--- Data supplied ---

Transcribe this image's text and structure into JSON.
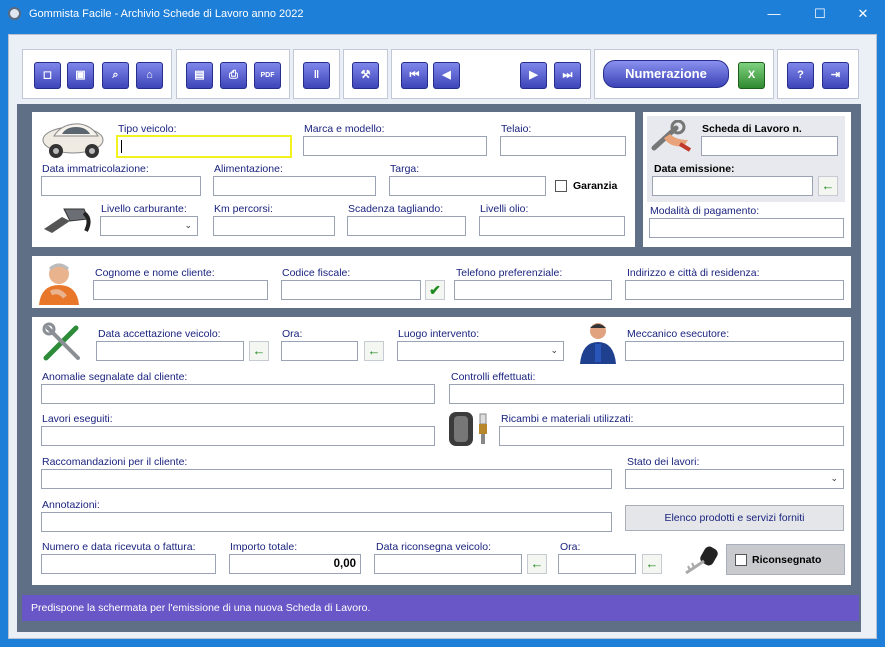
{
  "window": {
    "title": "Gommista Facile - Archivio Schede di Lavoro anno 2022",
    "minimize": "—",
    "maximize": "☐",
    "close": "✕"
  },
  "toolbar": {
    "new_icon": "new-document-icon",
    "save_icon": "floppy-disk-icon",
    "search_icon": "magnifier-icon",
    "reset_icon": "home-icon",
    "preview_icon": "preview-icon",
    "print_icon": "printer-icon",
    "pdf_icon": "pdf-icon",
    "attach_icon": "paperclip-icon",
    "tools_icon": "tools-icon",
    "first_icon": "first-record-icon",
    "prev_icon": "previous-record-icon",
    "next_icon": "next-record-icon",
    "last_icon": "last-record-icon",
    "numerazione_label": "Numerazione",
    "excel_icon": "excel-icon",
    "help_icon": "help-icon",
    "exit_icon": "exit-icon",
    "glyph_new": "◻",
    "glyph_save": "▣",
    "glyph_search": "⌕",
    "glyph_home": "⌂",
    "glyph_preview": "▤",
    "glyph_print": "⎙",
    "glyph_pdf": "PDF",
    "glyph_attach": "‖",
    "glyph_tools": "⚒",
    "glyph_first": "⏮",
    "glyph_prev": "◀",
    "glyph_next": "▶",
    "glyph_last": "⏭",
    "glyph_excel": "X",
    "glyph_help": "?",
    "glyph_exit": "⇥"
  },
  "vehicle": {
    "tipo_label": "Tipo veicolo:",
    "tipo_value": "",
    "marca_label": "Marca e modello:",
    "marca_value": "",
    "telaio_label": "Telaio:",
    "telaio_value": "",
    "immatricolazione_label": "Data immatricolazione:",
    "immatricolazione_value": "",
    "alimentazione_label": "Alimentazione:",
    "alimentazione_value": "",
    "targa_label": "Targa:",
    "targa_value": "",
    "garanzia_label": "Garanzia",
    "carburante_label": "Livello carburante:",
    "carburante_value": "",
    "km_label": "Km percorsi:",
    "km_value": "",
    "tagliando_label": "Scadenza tagliando:",
    "tagliando_value": "",
    "olio_label": "Livelli olio:",
    "olio_value": ""
  },
  "scheda": {
    "numero_label": "Scheda di Lavoro n.",
    "numero_value": "",
    "emissione_label": "Data emissione:",
    "emissione_value": "",
    "pagamento_label": "Modalità di pagamento:",
    "pagamento_value": ""
  },
  "cliente": {
    "nome_label": "Cognome e nome cliente:",
    "nome_value": "",
    "cf_label": "Codice fiscale:",
    "cf_value": "",
    "telefono_label": "Telefono preferenziale:",
    "telefono_value": "",
    "indirizzo_label": "Indirizzo e città di residenza:",
    "indirizzo_value": ""
  },
  "lavoro": {
    "accettazione_label": "Data accettazione veicolo:",
    "accettazione_value": "",
    "ora_label": "Ora:",
    "ora_value": "",
    "luogo_label": "Luogo intervento:",
    "luogo_value": "",
    "meccanico_label": "Meccanico esecutore:",
    "meccanico_value": "",
    "anomalie_label": "Anomalie segnalate dal cliente:",
    "anomalie_value": "",
    "controlli_label": "Controlli effettuati:",
    "controlli_value": "",
    "eseguiti_label": "Lavori eseguiti:",
    "eseguiti_value": "",
    "ricambi_label": "Ricambi e materiali utilizzati:",
    "ricambi_value": "",
    "raccomandazioni_label": "Raccomandazioni per il cliente:",
    "raccomandazioni_value": "",
    "stato_label": "Stato dei lavori:",
    "stato_value": "",
    "annotazioni_label": "Annotazioni:",
    "annotazioni_value": "",
    "elenco_button": "Elenco prodotti e servizi forniti",
    "ricevuta_label": "Numero e data ricevuta o fattura:",
    "ricevuta_value": "",
    "importo_label": "Importo totale:",
    "importo_value": "0,00",
    "riconsegna_label": "Data riconsegna veicolo:",
    "riconsegna_value": "",
    "ora2_label": "Ora:",
    "ora2_value": "",
    "riconsegnato_label": "Riconsegnato"
  },
  "status": {
    "text": "Predispone la schermata per l'emissione di una nuova Scheda di Lavoro."
  },
  "colors": {
    "accent": "#1e7fd8",
    "status_bar": "#6a57c7",
    "focus": "#f2f21e",
    "button_blue": "#3d45b8",
    "arrow_green": "#1f8a1f"
  },
  "glyphs": {
    "arrow_left": "←",
    "check": "✔",
    "chevron": "⌄"
  }
}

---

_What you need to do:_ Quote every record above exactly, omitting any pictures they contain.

_Response:_
Transcribe this image's text and structure into JSON.
{
  "window": {
    "title": "Gommista Facile - Archivio Schede di Lavoro anno 2022",
    "minimize": "—",
    "maximize": "☐",
    "close": "✕"
  },
  "toolbar": {
    "new_icon": "new-document-icon",
    "save_icon": "floppy-disk-icon",
    "search_icon": "magnifier-icon",
    "reset_icon": "home-icon",
    "preview_icon": "preview-icon",
    "print_icon": "printer-icon",
    "pdf_icon": "pdf-icon",
    "attach_icon": "paperclip-icon",
    "tools_icon": "tools-icon",
    "first_icon": "first-record-icon",
    "prev_icon": "previous-record-icon",
    "next_icon": "next-record-icon",
    "last_icon": "last-record-icon",
    "numerazione_label": "Numerazione",
    "excel_icon": "excel-icon",
    "help_icon": "help-icon",
    "exit_icon": "exit-icon",
    "glyph_new": "◻",
    "glyph_save": "▣",
    "glyph_search": "⌕",
    "glyph_home": "⌂",
    "glyph_preview": "▤",
    "glyph_print": "⎙",
    "glyph_pdf": "PDF",
    "glyph_attach": "‖",
    "glyph_tools": "⚒",
    "glyph_first": "⏮",
    "glyph_prev": "◀",
    "glyph_next": "▶",
    "glyph_last": "⏭",
    "glyph_excel": "X",
    "glyph_help": "?",
    "glyph_exit": "⇥"
  },
  "vehicle": {
    "tipo_label": "Tipo veicolo:",
    "tipo_value": "",
    "marca_label": "Marca e modello:",
    "marca_value": "",
    "telaio_label": "Telaio:",
    "telaio_value": "",
    "immatricolazione_label": "Data immatricolazione:",
    "immatricolazione_value": "",
    "alimentazione_label": "Alimentazione:",
    "alimentazione_value": "",
    "targa_label": "Targa:",
    "targa_value": "",
    "garanzia_label": "Garanzia",
    "carburante_label": "Livello carburante:",
    "carburante_value": "",
    "km_label": "Km percorsi:",
    "km_value": "",
    "tagliando_label": "Scadenza tagliando:",
    "tagliando_value": "",
    "olio_label": "Livelli olio:",
    "olio_value": ""
  },
  "scheda": {
    "numero_label": "Scheda di Lavoro n.",
    "numero_value": "",
    "emissione_label": "Data emissione:",
    "emissione_value": "",
    "pagamento_label": "Modalità di pagamento:",
    "pagamento_value": ""
  },
  "cliente": {
    "nome_label": "Cognome e nome cliente:",
    "nome_value": "",
    "cf_label": "Codice fiscale:",
    "cf_value": "",
    "telefono_label": "Telefono preferenziale:",
    "telefono_value": "",
    "indirizzo_label": "Indirizzo e città di residenza:",
    "indirizzo_value": ""
  },
  "lavoro": {
    "accettazione_label": "Data accettazione veicolo:",
    "accettazione_value": "",
    "ora_label": "Ora:",
    "ora_value": "",
    "luogo_label": "Luogo intervento:",
    "luogo_value": "",
    "meccanico_label": "Meccanico esecutore:",
    "meccanico_value": "",
    "anomalie_label": "Anomalie segnalate dal cliente:",
    "anomalie_value": "",
    "controlli_label": "Controlli effettuati:",
    "controlli_value": "",
    "eseguiti_label": "Lavori eseguiti:",
    "eseguiti_value": "",
    "ricambi_label": "Ricambi e materiali utilizzati:",
    "ricambi_value": "",
    "raccomandazioni_label": "Raccomandazioni per il cliente:",
    "raccomandazioni_value": "",
    "stato_label": "Stato dei lavori:",
    "stato_value": "",
    "annotazioni_label": "Annotazioni:",
    "annotazioni_value": "",
    "elenco_button": "Elenco prodotti e servizi forniti",
    "ricevuta_label": "Numero e data ricevuta o fattura:",
    "ricevuta_value": "",
    "importo_label": "Importo totale:",
    "importo_value": "0,00",
    "riconsegna_label": "Data riconsegna veicolo:",
    "riconsegna_value": "",
    "ora2_label": "Ora:",
    "ora2_value": "",
    "riconsegnato_label": "Riconsegnato"
  },
  "status": {
    "text": "Predispone la schermata per l'emissione di una nuova Scheda di Lavoro."
  },
  "colors": {
    "accent": "#1e7fd8",
    "status_bar": "#6a57c7",
    "focus": "#f2f21e",
    "button_blue": "#3d45b8",
    "arrow_green": "#1f8a1f"
  },
  "glyphs": {
    "arrow_left": "←",
    "check": "✔",
    "chevron": "⌄"
  }
}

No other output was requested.